-- Martin Rees

M57 - the Ring Nebula

Wednesday, May 02, 2012

Mutual aid

...when then Twin Towers collapsed nobody trampled each other, nobody panicked, all that savage social Darwinism you could promise didn’t happen. People aided each other in kind of extraordinary ways: a quadriplegic accountant was carried down sixty-nine stories by his coworkers who didn’t do any accounting for what he owed them on the way.
...there was this moment in which relations were completely different, both at a practical level but also at an emotional level. Everybody says everybody made eye contact, they cared about how you were, boundaries came down. And that was terrifying to the Bush administration and to Wall Street, which was essentially Al Qaeda’s target. And they had to get us back to business—remember that campaign, America Open For Business and all that other stuff?

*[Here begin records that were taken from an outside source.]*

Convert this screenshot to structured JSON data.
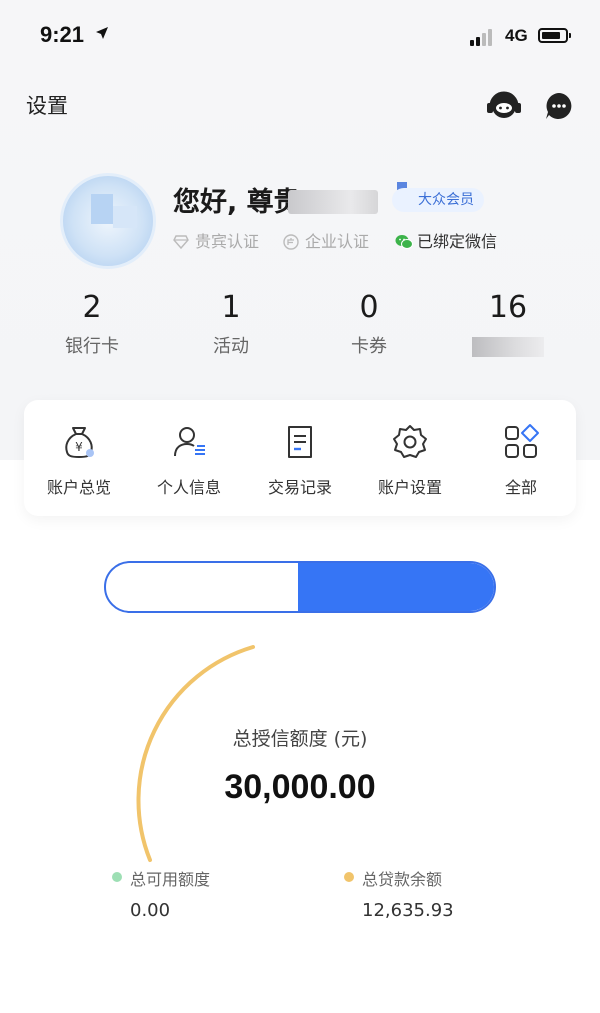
{
  "status_bar": {
    "time": "9:21",
    "network": "4G"
  },
  "header": {
    "settings_label": "设置"
  },
  "profile": {
    "greeting": "您好, 尊贵",
    "member_badge": "大众会员",
    "vip_cert": "贵宾认证",
    "enterprise_cert": "企业认证",
    "wechat_status": "已绑定微信"
  },
  "stats": [
    {
      "value": "2",
      "label": "银行卡"
    },
    {
      "value": "1",
      "label": "活动"
    },
    {
      "value": "0",
      "label": "卡券"
    },
    {
      "value": "16",
      "label": ""
    }
  ],
  "menu": [
    {
      "label": "账户总览",
      "icon": "money-bag-icon"
    },
    {
      "label": "个人信息",
      "icon": "person-info-icon"
    },
    {
      "label": "交易记录",
      "icon": "document-icon"
    },
    {
      "label": "账户设置",
      "icon": "gear-icon"
    },
    {
      "label": "全部",
      "icon": "all-apps-icon"
    }
  ],
  "credit": {
    "title": "总授信额度 (元)",
    "total": "30,000.00",
    "available_label": "总可用额度",
    "available_value": "0.00",
    "loan_label": "总贷款余额",
    "loan_value": "12,635.93"
  },
  "colors": {
    "accent": "#3675f5",
    "available_dot": "#9ddfb4",
    "loan_dot": "#f1c46b"
  }
}
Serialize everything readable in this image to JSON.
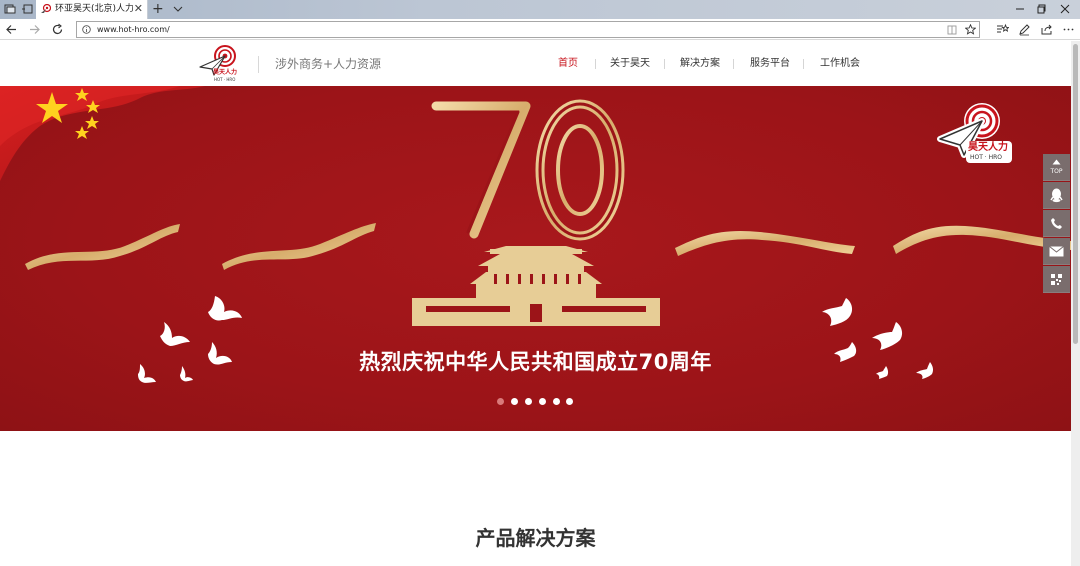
{
  "browser": {
    "tab_title": "环亚昊天(北京)人力资源",
    "url": "www.hot-hro.com/"
  },
  "site": {
    "tagline": "涉外商务+人力资源",
    "nav": [
      {
        "label": "首页",
        "active": true
      },
      {
        "label": "关于昊天",
        "active": false
      },
      {
        "label": "解决方案",
        "active": false
      },
      {
        "label": "服务平台",
        "active": false
      },
      {
        "label": "工作机会",
        "active": false
      }
    ],
    "logo_text": "昊天人力",
    "logo_sub": "HOT · HRO"
  },
  "banner": {
    "number": "70",
    "slogan": "热烈庆祝中华人民共和国成立70周年",
    "slide_count": 6,
    "active_slide": 0,
    "colors": {
      "background": "#9c1418",
      "gold": "#e2c28a"
    }
  },
  "float_bar": {
    "top_label": "TOP",
    "items": [
      "top",
      "qq",
      "phone",
      "mail",
      "qrcode"
    ]
  },
  "section": {
    "title": "产品解决方案"
  },
  "colors": {
    "accent": "#c8141d",
    "float_bar": "#7a6d6d"
  }
}
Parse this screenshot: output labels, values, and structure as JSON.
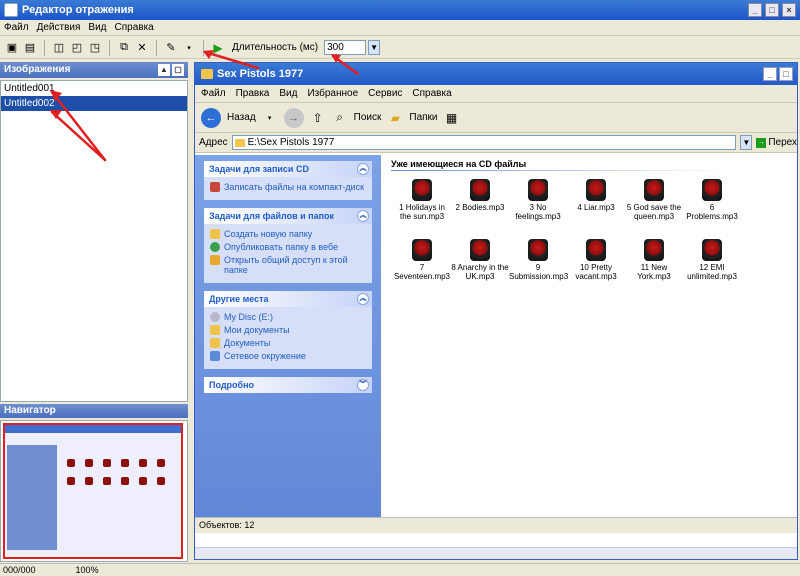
{
  "app": {
    "title": "Редактор отражения"
  },
  "menu": [
    "Файл",
    "Действия",
    "Вид",
    "Справка"
  ],
  "toolbar": {
    "duration_label": "Длительность (мс)",
    "duration_value": "300"
  },
  "left_panel": {
    "header": "Изображения",
    "images": [
      "Untitled001",
      "Untitled002"
    ]
  },
  "navigator": {
    "header": "Навигатор"
  },
  "status": {
    "coords": "000/000",
    "zoom": "100%"
  },
  "explorer": {
    "title": "Sex Pistols 1977",
    "menu": [
      "Файл",
      "Правка",
      "Вид",
      "Избранное",
      "Сервис",
      "Справка"
    ],
    "toolbar": {
      "back_label": "Назад",
      "search_label": "Поиск",
      "folders_label": "Папки"
    },
    "address_label": "Адрес",
    "address_value": "E:\\Sex Pistols 1977",
    "go_label": "Перех",
    "tasks": [
      {
        "header": "Задачи для записи CD",
        "items": [
          "Записать файлы на компакт-диск"
        ]
      },
      {
        "header": "Задачи для файлов и папок",
        "items": [
          "Создать новую папку",
          "Опубликовать папку в вебе",
          "Открыть общий доступ к этой папке"
        ]
      },
      {
        "header": "Другие места",
        "items": [
          "My Disc (E:)",
          "Мои документы",
          "Документы",
          "Сетевое окружение"
        ]
      },
      {
        "header": "Подробно",
        "items": []
      }
    ],
    "files_header": "Уже имеющиеся на CD файлы",
    "files": [
      "1 Holidays in the sun.mp3",
      "2 Bodies.mp3",
      "3 No feelings.mp3",
      "4 Liar.mp3",
      "5 God save the queen.mp3",
      "6 Problems.mp3",
      "7 Seventeen.mp3",
      "8 Anarchy in the UK.mp3",
      "9 Submission.mp3",
      "10 Pretty vacant.mp3",
      "11 New York.mp3",
      "12 EMI unlimited.mp3"
    ],
    "status": "Объектов: 12"
  },
  "colors": {
    "accent": "#1c55c8",
    "annotation": "#e02020"
  }
}
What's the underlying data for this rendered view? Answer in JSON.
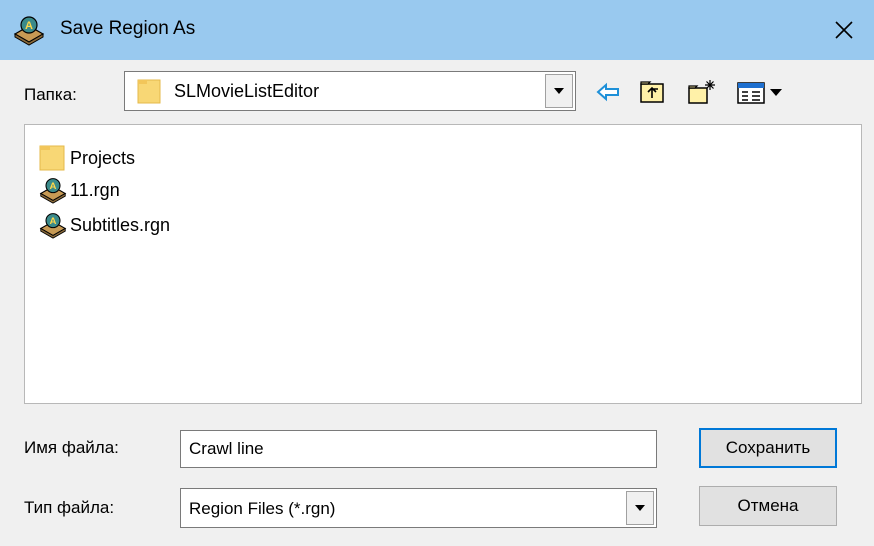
{
  "window": {
    "title": "Save Region As"
  },
  "folder": {
    "label": "Папка:",
    "current": "SLMovieListEditor"
  },
  "toolbar": [
    "back-icon",
    "up-folder-icon",
    "new-folder-icon",
    "view-menu-icon"
  ],
  "files": [
    {
      "name": "Projects",
      "icon": "folder-icon"
    },
    {
      "name": "11.rgn",
      "icon": "region-file-icon"
    },
    {
      "name": "Subtitles.rgn",
      "icon": "region-file-icon"
    }
  ],
  "filename": {
    "label": "Имя файла:",
    "value": "Crawl line"
  },
  "filetype": {
    "label": "Тип файла:",
    "value": "Region Files (*.rgn)"
  },
  "buttons": {
    "save": "Сохранить",
    "cancel": "Отмена"
  },
  "colors": {
    "titlebar": "#99c9ef",
    "selection": "#0078d7"
  }
}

This is a long way around saying that what actually happens in disasters is that they demonstrate that people are actually very good at being communists in the sense that they instantly abandon capitalism, that they love these relationships of mutual aid, because the astonishing thing about disasters is that people are often weirdly joyous in them, because they’ve recovered a sense of agency, a sense of power, etc...
-- Rebecca Solnit